*** Block opens ***

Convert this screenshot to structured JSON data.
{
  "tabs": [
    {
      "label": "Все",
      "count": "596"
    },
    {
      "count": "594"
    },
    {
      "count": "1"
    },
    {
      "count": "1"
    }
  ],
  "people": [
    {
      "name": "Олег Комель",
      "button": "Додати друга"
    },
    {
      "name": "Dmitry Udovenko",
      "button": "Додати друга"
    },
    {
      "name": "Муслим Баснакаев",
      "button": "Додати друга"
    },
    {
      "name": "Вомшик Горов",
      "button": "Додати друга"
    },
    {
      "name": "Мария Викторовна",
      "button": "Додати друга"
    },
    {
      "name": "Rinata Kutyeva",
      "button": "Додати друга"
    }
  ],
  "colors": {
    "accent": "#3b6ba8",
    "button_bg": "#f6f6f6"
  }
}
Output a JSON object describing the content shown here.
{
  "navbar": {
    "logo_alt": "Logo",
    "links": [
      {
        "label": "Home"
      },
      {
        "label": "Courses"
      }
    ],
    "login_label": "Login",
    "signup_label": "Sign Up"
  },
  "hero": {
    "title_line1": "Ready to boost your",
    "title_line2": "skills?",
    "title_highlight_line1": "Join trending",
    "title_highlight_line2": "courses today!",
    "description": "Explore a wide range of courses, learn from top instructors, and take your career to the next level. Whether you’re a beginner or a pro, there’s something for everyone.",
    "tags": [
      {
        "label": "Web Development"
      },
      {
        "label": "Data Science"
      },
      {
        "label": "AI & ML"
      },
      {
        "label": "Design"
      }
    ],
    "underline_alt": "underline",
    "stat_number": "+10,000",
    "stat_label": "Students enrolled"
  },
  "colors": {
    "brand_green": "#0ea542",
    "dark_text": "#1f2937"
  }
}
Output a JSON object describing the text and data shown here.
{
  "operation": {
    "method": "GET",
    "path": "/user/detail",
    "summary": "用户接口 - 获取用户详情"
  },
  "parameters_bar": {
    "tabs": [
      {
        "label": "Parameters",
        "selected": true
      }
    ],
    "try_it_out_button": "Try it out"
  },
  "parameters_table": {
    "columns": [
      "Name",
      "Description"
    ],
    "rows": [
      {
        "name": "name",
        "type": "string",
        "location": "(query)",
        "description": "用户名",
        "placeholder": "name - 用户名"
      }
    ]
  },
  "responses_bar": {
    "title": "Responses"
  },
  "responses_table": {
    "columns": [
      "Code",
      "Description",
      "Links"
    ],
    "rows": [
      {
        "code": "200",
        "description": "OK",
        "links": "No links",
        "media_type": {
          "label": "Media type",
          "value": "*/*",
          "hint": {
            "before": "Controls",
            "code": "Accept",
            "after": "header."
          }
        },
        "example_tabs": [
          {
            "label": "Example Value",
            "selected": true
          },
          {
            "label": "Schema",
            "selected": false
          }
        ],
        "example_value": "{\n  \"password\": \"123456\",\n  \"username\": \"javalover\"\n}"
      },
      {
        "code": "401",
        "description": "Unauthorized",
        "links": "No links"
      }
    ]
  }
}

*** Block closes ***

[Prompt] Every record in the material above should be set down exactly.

[Answer to this exercise]
Convert this screenshot to structured JSON data.
{
  "tabs": [
    {
      "label": "Все",
      "count": "596"
    },
    {
      "count": "594"
    },
    {
      "count": "1"
    },
    {
      "count": "1"
    }
  ],
  "people": [
    {
      "name": "Олег Комель",
      "button": "Додати друга"
    },
    {
      "name": "Dmitry Udovenko",
      "button": "Додати друга"
    },
    {
      "name": "Муслим Баснакаев",
      "button": "Додати друга"
    },
    {
      "name": "Вомшик Горов",
      "button": "Додати друга"
    },
    {
      "name": "Мария Викторовна",
      "button": "Додати друга"
    },
    {
      "name": "Rinata Kutyeva",
      "button": "Додати друга"
    }
  ],
  "colors": {
    "accent": "#3b6ba8",
    "button_bg": "#f6f6f6"
  }
}
Output a JSON object describing the content shown here.
{
  "navbar": {
    "logo_alt": "Logo",
    "links": [
      {
        "label": "Home"
      },
      {
        "label": "Courses"
      }
    ],
    "login_label": "Login",
    "signup_label": "Sign Up"
  },
  "hero": {
    "title_line1": "Ready to boost your",
    "title_line2": "skills?",
    "title_highlight_line1": "Join trending",
    "title_highlight_line2": "courses today!",
    "description": "Explore a wide range of courses, learn from top instructors, and take your career to the next level. Whether you’re a beginner or a pro, there’s something for everyone.",
    "tags": [
      {
        "label": "Web Development"
      },
      {
        "label": "Data Science"
      },
      {
        "label": "AI & ML"
      },
      {
        "label": "Design"
      }
    ],
    "underline_alt": "underline",
    "stat_number": "+10,000",
    "stat_label": "Students enrolled"
  },
  "colors": {
    "brand_green": "#0ea542",
    "dark_text": "#1f2937"
  }
}
Output a JSON object describing the text and data shown here.
{
  "operation": {
    "method": "GET",
    "path": "/user/detail",
    "summary": "用户接口 - 获取用户详情"
  },
  "parameters_bar": {
    "tabs": [
      {
        "label": "Parameters",
        "selected": true
      }
    ],
    "try_it_out_button": "Try it out"
  },
  "parameters_table": {
    "columns": [
      "Name",
      "Description"
    ],
    "rows": [
      {
        "name": "name",
        "type": "string",
        "location": "(query)",
        "description": "用户名",
        "placeholder": "name - 用户名"
      }
    ]
  },
  "responses_bar": {
    "title": "Responses"
  },
  "responses_table": {
    "columns": [
      "Code",
      "Description",
      "Links"
    ],
    "rows": [
      {
        "code": "200",
        "description": "OK",
        "links": "No links",
        "media_type": {
          "label": "Media type",
          "value": "*/*",
          "hint": {
            "before": "Controls",
            "code": "Accept",
            "after": "header."
          }
        },
        "example_tabs": [
          {
            "label": "Example Value",
            "selected": true
          },
          {
            "label": "Schema",
            "selected": false
          }
        ],
        "example_value": "{\n  \"password\": \"123456\",\n  \"username\": \"javalover\"\n}"
      },
      {
        "code": "401",
        "description": "Unauthorized",
        "links": "No links"
      }
    ]
  }
}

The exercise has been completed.